On the west walls of the transepts there is an interesting feature. A thick wall has subsequently been built in front of the inner wall, suggesting that vaulting had been planned. It is possible that this was an attempt to reduce the width which the vault would have to span. Of greater significance, however, for the development of Norman design is the passageway at the level of the windows, which was made possible with the building of the second wall. In this way the concept of the window passageway was born. It led not only to the abandonment of choir vaulting, but also to the breaking down of the continuity of the wall around the high windows.
The eastern parts of Jumieges were built only slightly later than the chancel and transept of Mont-Saint-Michel. The construction of the nave of Jumieges, on the other hand, just preceded the nave at Mont-Saint- Michel.

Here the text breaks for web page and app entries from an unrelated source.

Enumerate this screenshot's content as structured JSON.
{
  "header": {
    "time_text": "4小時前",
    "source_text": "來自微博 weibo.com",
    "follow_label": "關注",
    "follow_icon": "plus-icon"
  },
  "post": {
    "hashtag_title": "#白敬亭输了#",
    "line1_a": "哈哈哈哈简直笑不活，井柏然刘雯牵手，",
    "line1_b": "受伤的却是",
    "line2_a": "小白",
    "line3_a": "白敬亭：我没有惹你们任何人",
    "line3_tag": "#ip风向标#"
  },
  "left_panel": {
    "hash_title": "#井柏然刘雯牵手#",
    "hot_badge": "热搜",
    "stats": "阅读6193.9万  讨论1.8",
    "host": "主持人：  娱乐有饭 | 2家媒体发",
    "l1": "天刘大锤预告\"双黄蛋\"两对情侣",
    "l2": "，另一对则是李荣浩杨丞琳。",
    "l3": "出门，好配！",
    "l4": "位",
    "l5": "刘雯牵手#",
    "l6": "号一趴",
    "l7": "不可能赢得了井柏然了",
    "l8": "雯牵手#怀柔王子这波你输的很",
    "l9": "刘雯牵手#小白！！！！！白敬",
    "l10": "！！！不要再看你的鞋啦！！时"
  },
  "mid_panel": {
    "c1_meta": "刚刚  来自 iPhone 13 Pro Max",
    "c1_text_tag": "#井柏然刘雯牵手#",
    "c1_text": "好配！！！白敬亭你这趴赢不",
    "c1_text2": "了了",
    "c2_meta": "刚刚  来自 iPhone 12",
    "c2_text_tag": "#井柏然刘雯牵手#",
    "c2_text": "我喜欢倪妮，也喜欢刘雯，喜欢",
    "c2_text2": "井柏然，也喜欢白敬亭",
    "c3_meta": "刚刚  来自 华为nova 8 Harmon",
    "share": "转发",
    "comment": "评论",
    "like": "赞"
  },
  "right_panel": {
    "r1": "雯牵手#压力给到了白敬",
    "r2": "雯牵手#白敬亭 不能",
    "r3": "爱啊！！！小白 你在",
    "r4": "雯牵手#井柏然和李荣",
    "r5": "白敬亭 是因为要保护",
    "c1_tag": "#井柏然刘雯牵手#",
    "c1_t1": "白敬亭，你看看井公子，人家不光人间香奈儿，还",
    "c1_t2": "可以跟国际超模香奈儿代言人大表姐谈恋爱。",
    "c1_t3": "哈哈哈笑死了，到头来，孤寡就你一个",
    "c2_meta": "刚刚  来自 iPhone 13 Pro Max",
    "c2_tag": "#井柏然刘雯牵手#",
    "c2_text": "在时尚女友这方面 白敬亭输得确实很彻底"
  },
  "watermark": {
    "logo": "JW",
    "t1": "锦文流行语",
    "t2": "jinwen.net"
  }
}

The builders of each church were fully aware of what was happening at the other. Mont-Saint-Michel had a polygonal ambulatory built over a gigantic substructure crypt, but, because of the sloping terrain, the ambulatory had no chapels. There was also a transept, which, together with the ambulatory, had the same elevation as Jumieges. The eastern parts were moreover modified in the late Gothic style. The nave is more richly decorated and is not proportioned in the same way as Jumieges. All the piers are identical and the bays are oblong. One arch in the arcades corresponds to two gallery arches, each of which has double openings and one slender clerestory window above. The strongly projecting responds do not support strainer arches and extend to the edge of the wooden barrel vault. It may be that strainer arches were rejected because they would have reduced the light from the clerestory windows. Moreover, the vertical articulation afforded by the responds was now perhaps considered indispensable. Nevertheless, this makes the wooden barrel vault at Mont- Saint-Michel look out of place above the nave. The supporting arches, supported by the responds, are absent here. Two different concepts of the interior space meet here unintentionally: the older concept found in Nivelles and Rheims, and the newer one whose impact rests on powerful vertical divisions.